PROVIDED RECORDS:
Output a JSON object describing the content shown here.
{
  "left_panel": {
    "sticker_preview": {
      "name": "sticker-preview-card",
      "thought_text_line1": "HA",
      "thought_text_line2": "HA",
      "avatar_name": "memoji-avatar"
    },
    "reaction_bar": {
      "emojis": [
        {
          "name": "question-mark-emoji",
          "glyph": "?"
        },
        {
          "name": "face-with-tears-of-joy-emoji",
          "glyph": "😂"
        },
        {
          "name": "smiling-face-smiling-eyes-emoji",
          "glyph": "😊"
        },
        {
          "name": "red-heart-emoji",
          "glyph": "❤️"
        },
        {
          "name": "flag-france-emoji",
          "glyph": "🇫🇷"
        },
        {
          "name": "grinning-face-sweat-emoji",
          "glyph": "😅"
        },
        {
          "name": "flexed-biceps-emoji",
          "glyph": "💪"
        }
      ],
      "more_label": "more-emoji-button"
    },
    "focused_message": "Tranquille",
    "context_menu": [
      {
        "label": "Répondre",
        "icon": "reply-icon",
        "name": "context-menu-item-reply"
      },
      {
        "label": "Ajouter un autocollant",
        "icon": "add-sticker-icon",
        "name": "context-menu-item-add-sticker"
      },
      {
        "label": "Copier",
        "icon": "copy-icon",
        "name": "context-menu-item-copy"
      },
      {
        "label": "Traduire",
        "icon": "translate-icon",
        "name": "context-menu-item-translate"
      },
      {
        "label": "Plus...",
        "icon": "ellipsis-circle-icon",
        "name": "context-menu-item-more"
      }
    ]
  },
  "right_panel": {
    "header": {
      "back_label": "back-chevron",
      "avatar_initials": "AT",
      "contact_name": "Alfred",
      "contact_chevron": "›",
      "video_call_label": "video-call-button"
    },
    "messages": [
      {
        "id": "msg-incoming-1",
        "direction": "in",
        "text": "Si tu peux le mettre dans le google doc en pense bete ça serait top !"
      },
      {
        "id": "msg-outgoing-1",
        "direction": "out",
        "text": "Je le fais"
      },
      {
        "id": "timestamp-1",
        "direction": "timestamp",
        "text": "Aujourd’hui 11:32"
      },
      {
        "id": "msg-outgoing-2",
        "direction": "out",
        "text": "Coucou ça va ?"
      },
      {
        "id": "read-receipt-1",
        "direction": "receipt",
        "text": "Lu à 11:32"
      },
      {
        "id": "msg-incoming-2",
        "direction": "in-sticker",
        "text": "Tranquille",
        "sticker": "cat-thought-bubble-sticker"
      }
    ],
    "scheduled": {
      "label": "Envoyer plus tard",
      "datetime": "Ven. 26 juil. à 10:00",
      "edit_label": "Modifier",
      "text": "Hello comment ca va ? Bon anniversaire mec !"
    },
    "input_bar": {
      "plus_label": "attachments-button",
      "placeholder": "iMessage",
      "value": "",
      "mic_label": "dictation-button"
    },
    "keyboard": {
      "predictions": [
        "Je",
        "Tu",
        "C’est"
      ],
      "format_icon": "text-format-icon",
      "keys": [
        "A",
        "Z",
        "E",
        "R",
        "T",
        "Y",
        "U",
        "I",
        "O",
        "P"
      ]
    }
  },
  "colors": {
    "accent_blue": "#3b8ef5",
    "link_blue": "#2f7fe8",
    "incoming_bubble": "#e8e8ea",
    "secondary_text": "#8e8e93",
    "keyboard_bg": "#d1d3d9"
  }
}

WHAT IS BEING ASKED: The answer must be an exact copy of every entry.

TASK OUTPUT:
Output a JSON object describing the content shown here.
{
  "left_panel": {
    "sticker_preview": {
      "name": "sticker-preview-card",
      "thought_text_line1": "HA",
      "thought_text_line2": "HA",
      "avatar_name": "memoji-avatar"
    },
    "reaction_bar": {
      "emojis": [
        {
          "name": "question-mark-emoji",
          "glyph": "?"
        },
        {
          "name": "face-with-tears-of-joy-emoji",
          "glyph": "😂"
        },
        {
          "name": "smiling-face-smiling-eyes-emoji",
          "glyph": "😊"
        },
        {
          "name": "red-heart-emoji",
          "glyph": "❤️"
        },
        {
          "name": "flag-france-emoji",
          "glyph": "🇫🇷"
        },
        {
          "name": "grinning-face-sweat-emoji",
          "glyph": "😅"
        },
        {
          "name": "flexed-biceps-emoji",
          "glyph": "💪"
        }
      ],
      "more_label": "more-emoji-button"
    },
    "focused_message": "Tranquille",
    "context_menu": [
      {
        "label": "Répondre",
        "icon": "reply-icon",
        "name": "context-menu-item-reply"
      },
      {
        "label": "Ajouter un autocollant",
        "icon": "add-sticker-icon",
        "name": "context-menu-item-add-sticker"
      },
      {
        "label": "Copier",
        "icon": "copy-icon",
        "name": "context-menu-item-copy"
      },
      {
        "label": "Traduire",
        "icon": "translate-icon",
        "name": "context-menu-item-translate"
      },
      {
        "label": "Plus...",
        "icon": "ellipsis-circle-icon",
        "name": "context-menu-item-more"
      }
    ]
  },
  "right_panel": {
    "header": {
      "back_label": "back-chevron",
      "avatar_initials": "AT",
      "contact_name": "Alfred",
      "contact_chevron": "›",
      "video_call_label": "video-call-button"
    },
    "messages": [
      {
        "id": "msg-incoming-1",
        "direction": "in",
        "text": "Si tu peux le mettre dans le google doc en pense bete ça serait top !"
      },
      {
        "id": "msg-outgoing-1",
        "direction": "out",
        "text": "Je le fais"
      },
      {
        "id": "timestamp-1",
        "direction": "timestamp",
        "text": "Aujourd’hui 11:32"
      },
      {
        "id": "msg-outgoing-2",
        "direction": "out",
        "text": "Coucou ça va ?"
      },
      {
        "id": "read-receipt-1",
        "direction": "receipt",
        "text": "Lu à 11:32"
      },
      {
        "id": "msg-incoming-2",
        "direction": "in-sticker",
        "text": "Tranquille",
        "sticker": "cat-thought-bubble-sticker"
      }
    ],
    "scheduled": {
      "label": "Envoyer plus tard",
      "datetime": "Ven. 26 juil. à 10:00",
      "edit_label": "Modifier",
      "text": "Hello comment ca va ? Bon anniversaire mec !"
    },
    "input_bar": {
      "plus_label": "attachments-button",
      "placeholder": "iMessage",
      "value": "",
      "mic_label": "dictation-button"
    },
    "keyboard": {
      "predictions": [
        "Je",
        "Tu",
        "C’est"
      ],
      "format_icon": "text-format-icon",
      "keys": [
        "A",
        "Z",
        "E",
        "R",
        "T",
        "Y",
        "U",
        "I",
        "O",
        "P"
      ]
    }
  },
  "colors": {
    "accent_blue": "#3b8ef5",
    "link_blue": "#2f7fe8",
    "incoming_bubble": "#e8e8ea",
    "secondary_text": "#8e8e93",
    "keyboard_bg": "#d1d3d9"
  }
}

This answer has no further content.